The majority of seniors have unfavorable views on the Honor Code, do not believe that grade inflation is a significant issue at Princeton, and do not think that Princeton should prioritize academic rigor more heavily in the future. 31.8 percent of respondents strongly favor grading senior theses on a P/D/F-only basis, and 26.2 percent view the idea somewhat favorably. 49.4 percent of respondents either agree or strongly agree that Princeton should reinstate standardized tests in the admissions process, while 30.5 percent are neutral on the matter.
Campus Figures

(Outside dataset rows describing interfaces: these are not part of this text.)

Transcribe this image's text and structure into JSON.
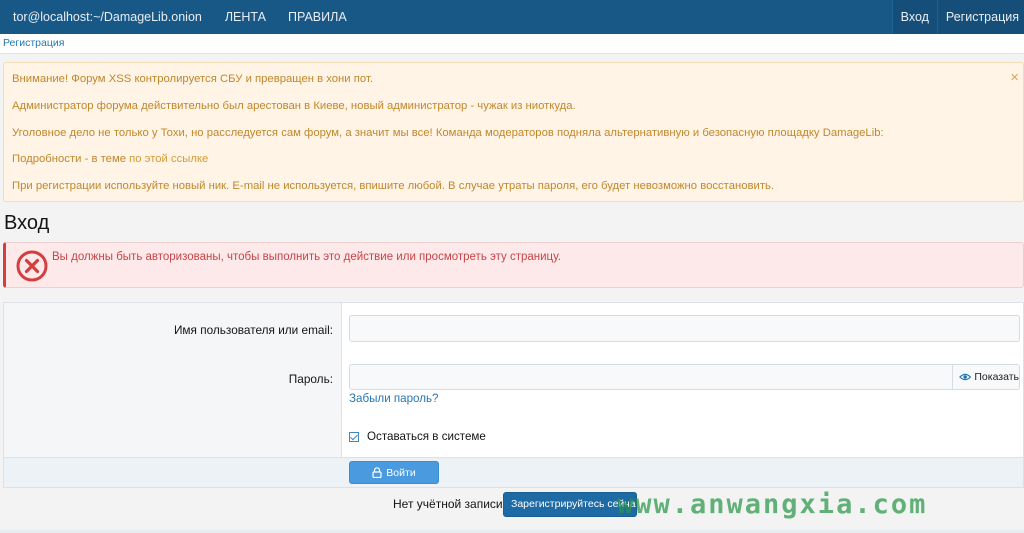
{
  "topbar": {
    "brand": "tor@localhost:~/DamageLib.onion",
    "nav": [
      "ЛЕНТА",
      "ПРАВИЛА"
    ],
    "login": "Вход",
    "register": "Регистрация"
  },
  "breadcrumb": "Регистрация",
  "notice": {
    "line1": "Внимание! Форум XSS контролируется СБУ и превращен в хони пот.",
    "line2": "Администратор форума действительно был арестован в Киеве, новый администратор - чужак из ниоткуда.",
    "line3": "Уголовное дело не только у Тохи, но расследуется сам форум, а значит мы все! Команда модераторов подняла альтернативную и безопасную площадку DamageLib:",
    "line4_prefix": "Подробности - в теме",
    "line4_link": "по этой ссылке",
    "line5": "При регистрации используйте новый ник. E-mail не используется, впишите любой. В случае утраты пароля, его будет невозможно восстановить.",
    "close": "×"
  },
  "page_title": "Вход",
  "error_message": "Вы должны быть авторизованы, чтобы выполнить это действие или просмотреть эту страницу.",
  "form": {
    "username_label": "Имя пользователя или email:",
    "username_value": "",
    "password_label": "Пароль:",
    "password_value": "",
    "show_label": "Показать",
    "forgot_label": "Забыли пароль?",
    "stay_label": "Оставаться в системе",
    "stay_checked": true,
    "submit_label": "Войти"
  },
  "register_prompt": "Нет учётной записи?",
  "register_button": "Зарегистрируйтесь сейчас",
  "watermark": "www.anwangxia.com",
  "colors": {
    "topbar": "#185886",
    "notice_text": "#c1872c",
    "error_text": "#c84448",
    "link": "#2577b1",
    "primary_button": "#4a9ae0",
    "register_button": "#1e6aa5"
  },
  "icons": [
    "error-circle-x-icon",
    "eye-icon",
    "lock-icon",
    "checkbox-checked-icon",
    "close-icon"
  ]
}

34.6 percent of the Class of 2024 have unfavorable views towards University President Christopher L. Eisgruber ’83, while 28.5 percent feel favorably towards him. Meanwhile, 34.4 percent of the Class of 2024 feel positively towards departing Dean of the College Jill Dolan, while 22 percent feel negatively. 91.1 percent of the Class of 2024 know that W. Rochelle Calhoun serves as Vice President for Campus Life, but 54.6 percent failed to identify Madison Linton as the 2023-2024 USG Vice President. 66.8 percent of students know that former Charter President Mia Beams also served as Interclub Council President. When asked who the most eminent members of the Class were, four individuals rose to the top: Sydney Johnson, Brian Li, Stephen Daniels, or Thomas Hughes. Johnson, the Class of 2024’s President was the most answered, with 8.8 percent writing her in.